Under 16? Instagram will now default your account to private during initial setup

Instagram’s safety procedures are tightening, with any new accounts created by kids younger than 16 automatically set to private by default to boost privacy of the youngsters.


  • Instagram is tightening new account creation rules for kids
  • If under 16, your new Instagram account will default to private
  • But you can still set your account to be publicly visible if you like

iPhone screenshots showing how to turn an account from public into private

New Instagram accounts for kids under 16 default to private

Instagram is now defaulting people under 16 (18 in some countries) to private when they sign up for the service, acknowledges the announcement published on the official Instagram blog.

“People can still change to public—but we think private is the best choice for most young people,” writes the Facebook-owned company. If you’re under 16 and Instagram has set your newly created account to private, don’t worry as you can still change it to public at any time.

Private accounts let people control who sees or responds to their content. If you have a private account, people have to follow you to see your posts, Stories and Reels. People also can’t comment on your content in those places, and they won’t see your content at all in places like Explore or hashtags.

But Instagram isn’t stopping there.

New anti-stalking technology

According to the announcement, Instagram is also encouraging those already on the service to make their accounts private to prevent unwanted followers and strangers from stalking them.

This takes advantage of new artificial intelligence technology Instagram created to detect suspicious behavior and find adult accounts that teens might not want to hear from.

How to use Instagram’s Sensitive Content Control filter

The algorithm stops such accounts from finding and interacting with teens on Instagram. For those wondering, “potentially suspicious behavior” in Instagram talk refers to any accounts belonging to adults that may have recently been blocked or reported by a young person.

Using this technology, now we won’t show young people’s accounts in Explore, Reels or ‘Accounts Suggested For You’ to these adults. If they find young people’s accounts by searching for their usernames, they won’t be able to follow them. They also won’t be able to see comments from young people on other people’s posts, nor will they be able to leave comments on young people’s posts.

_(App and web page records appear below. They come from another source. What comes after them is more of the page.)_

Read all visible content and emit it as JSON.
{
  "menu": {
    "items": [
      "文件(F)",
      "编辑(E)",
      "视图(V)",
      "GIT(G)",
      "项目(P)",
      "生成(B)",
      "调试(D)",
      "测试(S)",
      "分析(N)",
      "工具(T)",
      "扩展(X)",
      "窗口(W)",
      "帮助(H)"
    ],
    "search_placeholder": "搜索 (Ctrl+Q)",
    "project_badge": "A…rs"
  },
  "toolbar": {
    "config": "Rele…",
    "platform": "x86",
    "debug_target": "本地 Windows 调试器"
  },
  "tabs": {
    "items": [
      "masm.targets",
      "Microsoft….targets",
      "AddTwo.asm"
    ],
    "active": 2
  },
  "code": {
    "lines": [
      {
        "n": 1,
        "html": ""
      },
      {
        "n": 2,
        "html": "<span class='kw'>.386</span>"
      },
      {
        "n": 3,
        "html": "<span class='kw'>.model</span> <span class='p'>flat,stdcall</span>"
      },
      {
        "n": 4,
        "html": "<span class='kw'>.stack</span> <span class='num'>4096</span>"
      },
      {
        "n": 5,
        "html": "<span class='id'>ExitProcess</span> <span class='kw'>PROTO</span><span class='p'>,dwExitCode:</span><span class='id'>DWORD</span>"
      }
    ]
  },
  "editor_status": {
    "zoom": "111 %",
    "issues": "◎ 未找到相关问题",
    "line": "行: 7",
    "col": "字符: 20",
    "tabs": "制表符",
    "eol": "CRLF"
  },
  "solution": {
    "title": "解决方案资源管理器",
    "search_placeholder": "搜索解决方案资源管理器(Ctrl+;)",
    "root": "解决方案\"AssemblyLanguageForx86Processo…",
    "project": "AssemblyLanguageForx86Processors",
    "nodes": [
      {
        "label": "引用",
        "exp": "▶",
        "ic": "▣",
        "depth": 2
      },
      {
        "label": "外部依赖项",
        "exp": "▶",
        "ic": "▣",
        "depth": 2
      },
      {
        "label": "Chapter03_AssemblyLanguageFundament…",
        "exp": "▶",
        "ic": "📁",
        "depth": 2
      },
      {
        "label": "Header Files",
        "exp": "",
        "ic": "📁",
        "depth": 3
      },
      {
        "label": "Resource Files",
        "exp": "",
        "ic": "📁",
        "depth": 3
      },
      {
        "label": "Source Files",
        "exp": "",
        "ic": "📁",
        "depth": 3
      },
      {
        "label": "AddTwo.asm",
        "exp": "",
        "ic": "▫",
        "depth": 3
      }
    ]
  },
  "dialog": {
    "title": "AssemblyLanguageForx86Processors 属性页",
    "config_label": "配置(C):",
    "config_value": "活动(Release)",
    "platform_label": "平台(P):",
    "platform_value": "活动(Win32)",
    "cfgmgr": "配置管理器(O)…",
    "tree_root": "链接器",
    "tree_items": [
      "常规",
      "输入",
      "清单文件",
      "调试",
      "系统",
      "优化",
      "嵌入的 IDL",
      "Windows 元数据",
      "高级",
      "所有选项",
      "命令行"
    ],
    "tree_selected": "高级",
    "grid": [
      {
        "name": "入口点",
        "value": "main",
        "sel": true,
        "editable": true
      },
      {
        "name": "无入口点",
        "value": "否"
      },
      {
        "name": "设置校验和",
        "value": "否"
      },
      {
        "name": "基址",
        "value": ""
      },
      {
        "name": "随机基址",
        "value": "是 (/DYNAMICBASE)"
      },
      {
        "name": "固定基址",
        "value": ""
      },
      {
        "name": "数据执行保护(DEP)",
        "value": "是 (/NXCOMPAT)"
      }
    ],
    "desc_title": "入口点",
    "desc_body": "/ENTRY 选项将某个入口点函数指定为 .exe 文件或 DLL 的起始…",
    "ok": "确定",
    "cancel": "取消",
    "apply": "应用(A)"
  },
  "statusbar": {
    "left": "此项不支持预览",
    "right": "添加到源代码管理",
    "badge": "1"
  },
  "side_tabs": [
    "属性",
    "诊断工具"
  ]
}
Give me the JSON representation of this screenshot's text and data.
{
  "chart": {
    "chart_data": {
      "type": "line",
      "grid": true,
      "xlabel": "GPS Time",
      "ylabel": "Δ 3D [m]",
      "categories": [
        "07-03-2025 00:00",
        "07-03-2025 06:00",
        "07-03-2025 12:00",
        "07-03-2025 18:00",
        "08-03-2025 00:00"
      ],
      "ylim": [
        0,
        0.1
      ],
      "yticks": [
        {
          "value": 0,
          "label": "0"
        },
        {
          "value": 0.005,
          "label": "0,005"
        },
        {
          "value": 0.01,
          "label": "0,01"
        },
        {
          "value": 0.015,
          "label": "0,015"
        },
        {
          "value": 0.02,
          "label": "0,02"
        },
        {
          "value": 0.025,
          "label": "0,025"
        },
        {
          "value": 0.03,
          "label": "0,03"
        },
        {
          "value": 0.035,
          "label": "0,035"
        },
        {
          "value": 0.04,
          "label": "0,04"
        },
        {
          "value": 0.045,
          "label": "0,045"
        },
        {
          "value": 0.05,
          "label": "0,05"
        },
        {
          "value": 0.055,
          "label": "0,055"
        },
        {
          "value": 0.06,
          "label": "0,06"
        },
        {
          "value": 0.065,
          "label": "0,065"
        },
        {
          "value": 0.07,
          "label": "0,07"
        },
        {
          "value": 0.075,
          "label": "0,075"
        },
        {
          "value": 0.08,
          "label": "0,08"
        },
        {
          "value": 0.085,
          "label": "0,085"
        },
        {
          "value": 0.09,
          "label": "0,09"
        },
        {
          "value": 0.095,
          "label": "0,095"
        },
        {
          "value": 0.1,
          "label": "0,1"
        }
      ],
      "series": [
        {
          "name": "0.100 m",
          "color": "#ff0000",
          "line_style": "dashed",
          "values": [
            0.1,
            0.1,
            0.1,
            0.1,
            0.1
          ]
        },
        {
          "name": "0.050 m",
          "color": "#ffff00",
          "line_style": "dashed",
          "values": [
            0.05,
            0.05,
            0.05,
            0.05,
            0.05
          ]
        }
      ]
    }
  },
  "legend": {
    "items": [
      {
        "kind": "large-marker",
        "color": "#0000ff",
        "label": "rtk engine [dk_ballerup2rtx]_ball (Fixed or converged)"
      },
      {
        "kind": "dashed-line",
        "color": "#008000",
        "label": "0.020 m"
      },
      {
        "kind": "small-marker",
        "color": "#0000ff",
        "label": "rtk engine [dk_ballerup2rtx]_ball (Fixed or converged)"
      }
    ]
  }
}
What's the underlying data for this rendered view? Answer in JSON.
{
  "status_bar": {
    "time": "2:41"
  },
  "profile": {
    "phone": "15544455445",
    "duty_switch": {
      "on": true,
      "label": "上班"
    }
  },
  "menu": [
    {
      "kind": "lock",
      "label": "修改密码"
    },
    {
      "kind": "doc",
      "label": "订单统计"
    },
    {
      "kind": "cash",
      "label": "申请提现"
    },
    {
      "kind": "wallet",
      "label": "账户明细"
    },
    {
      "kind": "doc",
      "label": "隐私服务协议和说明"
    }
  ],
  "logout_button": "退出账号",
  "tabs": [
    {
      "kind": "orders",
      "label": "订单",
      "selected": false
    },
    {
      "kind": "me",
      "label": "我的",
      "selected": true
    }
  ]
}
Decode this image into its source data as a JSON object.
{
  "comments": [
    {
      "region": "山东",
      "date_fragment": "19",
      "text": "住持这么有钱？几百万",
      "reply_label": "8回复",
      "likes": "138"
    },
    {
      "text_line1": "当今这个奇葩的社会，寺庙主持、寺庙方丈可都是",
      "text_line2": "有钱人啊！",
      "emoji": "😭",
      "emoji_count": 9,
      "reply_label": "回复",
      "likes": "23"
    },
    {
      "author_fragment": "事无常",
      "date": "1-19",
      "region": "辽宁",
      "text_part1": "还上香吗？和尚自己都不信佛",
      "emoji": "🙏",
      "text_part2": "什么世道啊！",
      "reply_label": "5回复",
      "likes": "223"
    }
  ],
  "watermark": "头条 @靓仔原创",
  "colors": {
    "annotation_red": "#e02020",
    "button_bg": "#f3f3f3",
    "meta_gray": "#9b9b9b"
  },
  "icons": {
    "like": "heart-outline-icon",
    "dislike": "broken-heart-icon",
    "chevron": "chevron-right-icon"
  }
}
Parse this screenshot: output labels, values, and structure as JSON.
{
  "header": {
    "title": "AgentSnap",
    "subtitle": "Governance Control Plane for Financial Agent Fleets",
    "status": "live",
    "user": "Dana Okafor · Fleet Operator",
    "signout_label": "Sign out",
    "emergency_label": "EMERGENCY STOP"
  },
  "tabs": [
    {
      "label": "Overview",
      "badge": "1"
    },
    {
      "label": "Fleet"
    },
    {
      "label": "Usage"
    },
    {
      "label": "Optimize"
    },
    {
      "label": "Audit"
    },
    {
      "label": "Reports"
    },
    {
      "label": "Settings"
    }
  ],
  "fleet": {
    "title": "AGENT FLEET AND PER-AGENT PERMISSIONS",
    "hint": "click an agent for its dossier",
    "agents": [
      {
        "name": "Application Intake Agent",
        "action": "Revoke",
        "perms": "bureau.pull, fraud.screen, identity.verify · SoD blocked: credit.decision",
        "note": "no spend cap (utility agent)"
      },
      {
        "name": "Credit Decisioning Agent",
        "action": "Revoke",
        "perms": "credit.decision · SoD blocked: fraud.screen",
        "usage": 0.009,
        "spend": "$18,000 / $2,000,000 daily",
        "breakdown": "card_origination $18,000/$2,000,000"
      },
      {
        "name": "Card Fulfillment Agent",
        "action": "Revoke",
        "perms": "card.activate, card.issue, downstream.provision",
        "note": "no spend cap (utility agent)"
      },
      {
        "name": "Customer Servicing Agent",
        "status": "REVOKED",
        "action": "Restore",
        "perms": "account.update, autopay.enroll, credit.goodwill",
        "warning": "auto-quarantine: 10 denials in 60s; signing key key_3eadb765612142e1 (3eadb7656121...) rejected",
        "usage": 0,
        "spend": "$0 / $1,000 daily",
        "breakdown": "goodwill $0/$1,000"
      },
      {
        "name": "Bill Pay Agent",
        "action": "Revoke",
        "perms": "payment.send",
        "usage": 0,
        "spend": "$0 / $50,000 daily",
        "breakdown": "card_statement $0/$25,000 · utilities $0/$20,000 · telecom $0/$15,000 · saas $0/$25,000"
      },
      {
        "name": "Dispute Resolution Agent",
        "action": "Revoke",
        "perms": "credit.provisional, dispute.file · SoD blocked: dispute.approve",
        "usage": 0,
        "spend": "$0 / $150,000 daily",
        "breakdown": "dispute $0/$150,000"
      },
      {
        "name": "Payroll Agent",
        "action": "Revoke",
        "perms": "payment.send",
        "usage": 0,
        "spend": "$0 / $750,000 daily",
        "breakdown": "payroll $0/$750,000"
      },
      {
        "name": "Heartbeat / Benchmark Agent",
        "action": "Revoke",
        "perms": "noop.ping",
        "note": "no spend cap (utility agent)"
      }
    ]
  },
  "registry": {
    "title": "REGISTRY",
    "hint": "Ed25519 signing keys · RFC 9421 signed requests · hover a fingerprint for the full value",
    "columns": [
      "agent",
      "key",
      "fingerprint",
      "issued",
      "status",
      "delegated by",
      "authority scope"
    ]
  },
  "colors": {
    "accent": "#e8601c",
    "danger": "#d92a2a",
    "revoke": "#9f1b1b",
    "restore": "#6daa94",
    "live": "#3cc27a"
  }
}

The company is also limiting the options advertisers have to reach young people on both Instagram and Facebook. All of the described changes are rolling out in stages to customers in the US, Australia, France, the UK and Japan before expanding to more countries soon.